shall be allowed to vote or hold office."/
But the very next day after the adoption
of the form of constitution to be submitted,

namely, on February 4th, twenty-two of the
minority members signed a protest, the president,
E. J. Davis, being one of them. In
substance the objections they raised were:
That it was based on the assumption that the
constitution of the United States and the
accepted constitution of Texas of 1845 had
not been continuously the supreme law of
the land; that the article on the right of
suffrage enfranchised all those who voluntarily
became the public enemy of the United
States; that the majority of the convention
had deliberately removed from the constitution
every safeguard for the protection of the
loyal voter, white or black; had stricken from
it the whole system of registry; had repudiated
the oath of loyalty contained in the
reconstruction laws; had spurned the test of
equal civil and political rights, etc.
The convention was so disorderly as to not
adjourn in a formal and decent manner, and
the members left for their homes before the
journal of the proceedings was made up and
approved. General C(anby reported the trouble
to Washington, and on instruction proceeded
to gather together the records as well as lie

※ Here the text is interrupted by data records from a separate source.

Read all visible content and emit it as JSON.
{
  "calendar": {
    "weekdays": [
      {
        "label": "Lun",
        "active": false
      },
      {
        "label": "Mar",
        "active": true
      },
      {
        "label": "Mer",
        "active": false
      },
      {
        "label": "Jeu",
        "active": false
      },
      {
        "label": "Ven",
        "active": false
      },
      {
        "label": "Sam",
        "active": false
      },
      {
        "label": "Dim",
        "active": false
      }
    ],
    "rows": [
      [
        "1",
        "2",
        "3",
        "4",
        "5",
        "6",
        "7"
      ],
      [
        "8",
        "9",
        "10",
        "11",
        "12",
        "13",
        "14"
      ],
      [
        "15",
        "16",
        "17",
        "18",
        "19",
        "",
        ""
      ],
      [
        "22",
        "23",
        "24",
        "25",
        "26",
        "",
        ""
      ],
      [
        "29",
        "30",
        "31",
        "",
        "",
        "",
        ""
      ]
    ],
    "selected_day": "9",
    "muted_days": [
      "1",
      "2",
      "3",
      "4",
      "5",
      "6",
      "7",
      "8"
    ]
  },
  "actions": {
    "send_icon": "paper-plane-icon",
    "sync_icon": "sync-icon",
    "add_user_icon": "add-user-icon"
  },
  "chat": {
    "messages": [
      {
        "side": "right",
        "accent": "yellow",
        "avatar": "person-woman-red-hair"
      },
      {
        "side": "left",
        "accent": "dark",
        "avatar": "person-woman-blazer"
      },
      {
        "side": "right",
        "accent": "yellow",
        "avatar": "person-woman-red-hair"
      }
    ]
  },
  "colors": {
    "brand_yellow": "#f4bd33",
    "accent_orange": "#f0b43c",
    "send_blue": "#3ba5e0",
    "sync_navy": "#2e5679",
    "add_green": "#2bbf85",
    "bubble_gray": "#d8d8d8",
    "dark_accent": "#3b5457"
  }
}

could and compile them in an orderly
shape.
The popular vote on the constitution, taken
November 30 following, resulted in 72,866
in favor of it, to 4,928 against it. At the
same election Edmund J. Davis was chosen
governor, and J. W. Flanagan lieutenant
governor. Members of the legislature were
also appointed, and an order was issued by
the military commander, summoning the legislature
to assemble at Austin February 8,
following.
Governor Pease, finding his position an
embarrassing one, the military rule being so
awkwardly* mixed in with civil affairs, that
lie resigned September 30, 1869, and ar in

Lewis Publishing Company, publisher. History of Texas, together with a biographical history of Milam, Williamson, Bastrop, Travis, Lee and Burleson counties : containing a concise history of the state, with portraits and biographies of prominent citizens of the above named counties, and personal histories of many of the early settlers and leading families. Chicago. The Portal to Texas History. http://texashistory.unt.edu/ark:/67531/metapth29785/. Accessed July 28, 2014.